Pick every line with "JSON" from the material below.

LISTED RECORDS >>
BEGIN

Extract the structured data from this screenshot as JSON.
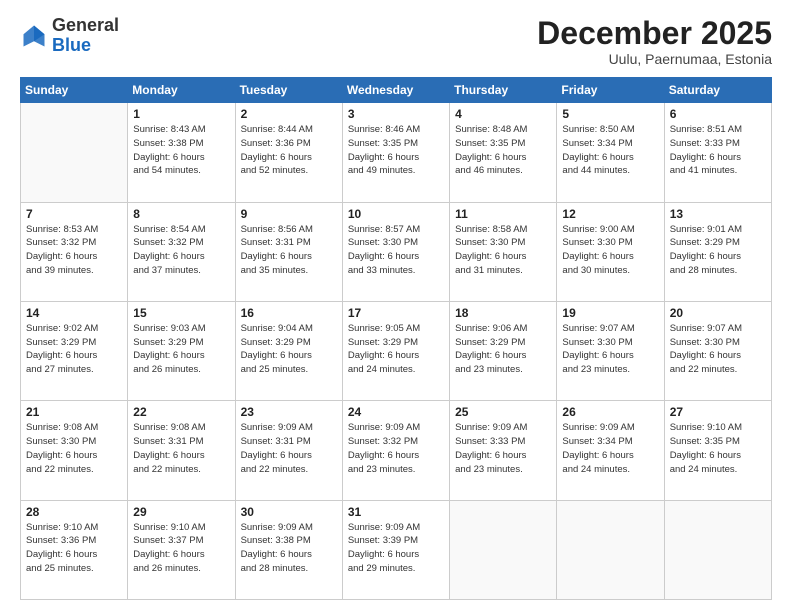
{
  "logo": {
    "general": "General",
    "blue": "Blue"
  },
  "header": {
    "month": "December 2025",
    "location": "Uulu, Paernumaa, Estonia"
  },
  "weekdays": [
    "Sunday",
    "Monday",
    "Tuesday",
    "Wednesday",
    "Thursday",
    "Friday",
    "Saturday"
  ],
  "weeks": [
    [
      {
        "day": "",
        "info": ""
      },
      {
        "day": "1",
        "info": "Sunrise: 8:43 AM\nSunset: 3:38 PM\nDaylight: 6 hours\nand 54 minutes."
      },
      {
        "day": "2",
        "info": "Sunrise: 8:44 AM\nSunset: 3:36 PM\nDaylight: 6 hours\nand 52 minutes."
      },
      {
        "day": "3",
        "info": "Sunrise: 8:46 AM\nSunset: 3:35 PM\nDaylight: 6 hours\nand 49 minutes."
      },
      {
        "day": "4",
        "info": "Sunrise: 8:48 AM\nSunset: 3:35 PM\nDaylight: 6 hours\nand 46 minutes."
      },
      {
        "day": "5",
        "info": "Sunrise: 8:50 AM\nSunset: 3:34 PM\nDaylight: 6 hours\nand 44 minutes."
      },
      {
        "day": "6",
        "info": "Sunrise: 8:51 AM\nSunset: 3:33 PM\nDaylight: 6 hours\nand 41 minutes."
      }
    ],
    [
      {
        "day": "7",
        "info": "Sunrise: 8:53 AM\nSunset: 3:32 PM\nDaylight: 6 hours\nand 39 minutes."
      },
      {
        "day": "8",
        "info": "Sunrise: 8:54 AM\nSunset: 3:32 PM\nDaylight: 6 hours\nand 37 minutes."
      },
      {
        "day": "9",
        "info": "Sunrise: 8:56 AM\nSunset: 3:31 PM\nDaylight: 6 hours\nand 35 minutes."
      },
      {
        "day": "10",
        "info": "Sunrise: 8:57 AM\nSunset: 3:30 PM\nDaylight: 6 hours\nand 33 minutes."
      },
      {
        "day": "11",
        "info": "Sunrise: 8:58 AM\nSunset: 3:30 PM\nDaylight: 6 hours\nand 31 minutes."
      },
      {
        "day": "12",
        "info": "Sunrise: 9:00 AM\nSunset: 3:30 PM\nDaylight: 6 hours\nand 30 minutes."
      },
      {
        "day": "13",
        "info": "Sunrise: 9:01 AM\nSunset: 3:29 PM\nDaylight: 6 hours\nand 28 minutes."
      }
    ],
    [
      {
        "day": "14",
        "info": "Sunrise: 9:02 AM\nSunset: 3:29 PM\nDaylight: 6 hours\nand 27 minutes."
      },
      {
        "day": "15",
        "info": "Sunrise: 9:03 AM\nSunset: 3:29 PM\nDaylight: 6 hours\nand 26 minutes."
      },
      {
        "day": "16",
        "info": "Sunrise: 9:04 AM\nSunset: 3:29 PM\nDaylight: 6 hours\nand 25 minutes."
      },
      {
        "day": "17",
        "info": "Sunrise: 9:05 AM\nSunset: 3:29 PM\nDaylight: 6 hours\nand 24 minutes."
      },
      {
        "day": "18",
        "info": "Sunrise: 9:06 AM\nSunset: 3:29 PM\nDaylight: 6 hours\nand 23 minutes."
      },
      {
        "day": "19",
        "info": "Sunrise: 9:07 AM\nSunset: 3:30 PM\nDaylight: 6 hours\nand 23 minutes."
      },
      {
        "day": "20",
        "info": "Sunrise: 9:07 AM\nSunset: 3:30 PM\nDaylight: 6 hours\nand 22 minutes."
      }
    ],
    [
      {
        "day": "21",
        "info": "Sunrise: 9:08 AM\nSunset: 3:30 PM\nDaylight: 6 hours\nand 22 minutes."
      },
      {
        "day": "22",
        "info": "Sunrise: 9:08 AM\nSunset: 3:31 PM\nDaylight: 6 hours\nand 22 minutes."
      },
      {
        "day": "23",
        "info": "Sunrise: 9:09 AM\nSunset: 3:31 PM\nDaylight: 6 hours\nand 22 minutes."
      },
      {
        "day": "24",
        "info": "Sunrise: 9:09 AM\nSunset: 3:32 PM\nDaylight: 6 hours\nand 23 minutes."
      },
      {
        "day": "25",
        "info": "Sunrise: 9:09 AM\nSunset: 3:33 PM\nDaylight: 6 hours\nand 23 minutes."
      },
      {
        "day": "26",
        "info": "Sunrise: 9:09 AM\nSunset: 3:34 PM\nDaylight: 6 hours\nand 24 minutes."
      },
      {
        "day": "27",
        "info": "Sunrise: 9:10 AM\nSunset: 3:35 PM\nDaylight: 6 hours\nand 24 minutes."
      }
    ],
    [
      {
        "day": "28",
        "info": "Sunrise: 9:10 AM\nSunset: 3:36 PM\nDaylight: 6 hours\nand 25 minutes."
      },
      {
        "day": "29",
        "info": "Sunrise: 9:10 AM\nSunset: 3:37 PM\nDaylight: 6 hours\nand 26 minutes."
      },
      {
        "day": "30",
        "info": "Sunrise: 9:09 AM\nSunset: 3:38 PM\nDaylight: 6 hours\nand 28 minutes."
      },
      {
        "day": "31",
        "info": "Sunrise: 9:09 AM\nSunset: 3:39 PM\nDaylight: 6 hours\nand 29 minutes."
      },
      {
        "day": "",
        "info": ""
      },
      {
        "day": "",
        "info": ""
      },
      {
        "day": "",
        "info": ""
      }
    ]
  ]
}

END
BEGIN

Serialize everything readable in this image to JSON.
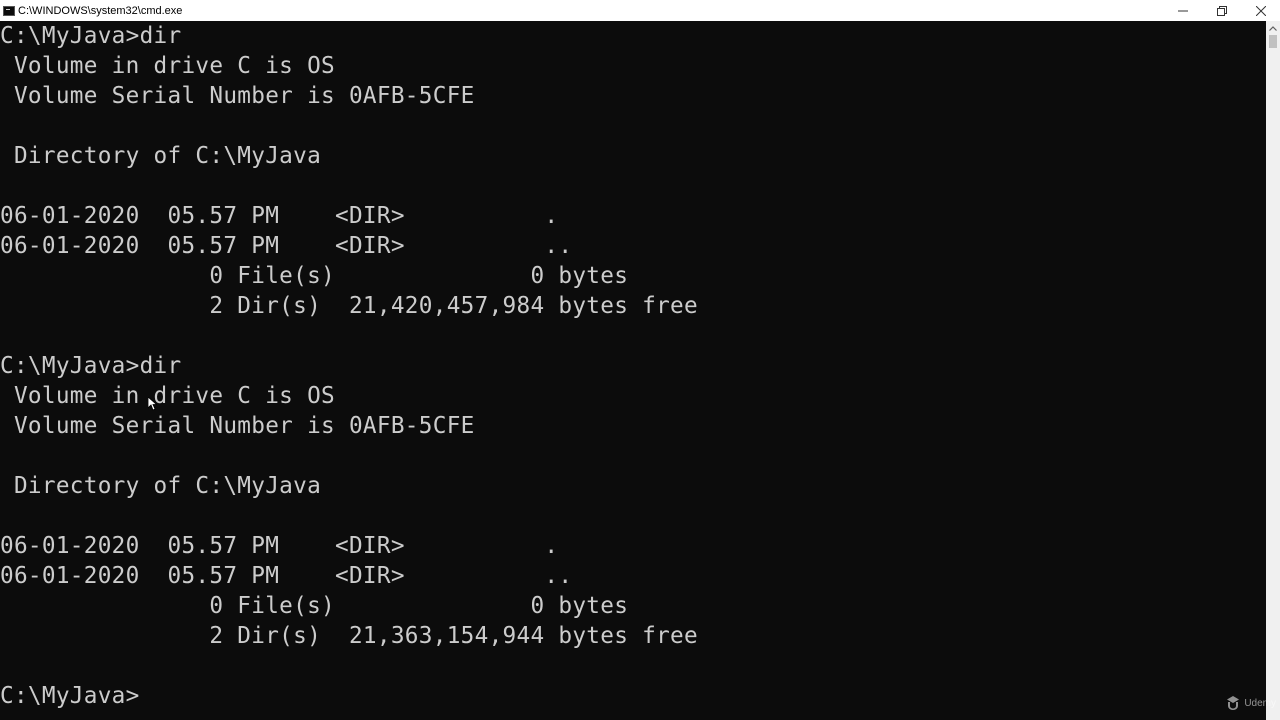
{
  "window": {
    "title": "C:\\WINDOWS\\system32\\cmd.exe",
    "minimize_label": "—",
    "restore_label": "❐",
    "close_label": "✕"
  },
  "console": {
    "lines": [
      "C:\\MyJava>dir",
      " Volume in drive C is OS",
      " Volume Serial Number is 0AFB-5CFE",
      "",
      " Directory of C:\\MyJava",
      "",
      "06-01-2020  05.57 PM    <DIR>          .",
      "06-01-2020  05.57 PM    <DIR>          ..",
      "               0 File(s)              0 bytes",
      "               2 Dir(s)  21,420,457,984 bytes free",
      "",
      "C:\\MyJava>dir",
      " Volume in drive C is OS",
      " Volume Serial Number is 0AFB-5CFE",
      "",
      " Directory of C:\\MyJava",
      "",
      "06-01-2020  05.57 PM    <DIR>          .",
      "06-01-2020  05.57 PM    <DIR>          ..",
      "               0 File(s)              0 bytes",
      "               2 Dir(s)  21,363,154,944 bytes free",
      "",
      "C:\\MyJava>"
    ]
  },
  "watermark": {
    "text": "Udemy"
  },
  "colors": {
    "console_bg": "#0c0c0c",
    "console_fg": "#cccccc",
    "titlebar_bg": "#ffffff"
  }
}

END

COMPLETED TASK >>
Extract the structured data from this screenshot as JSON.
Serialize everything readable in this image to JSON.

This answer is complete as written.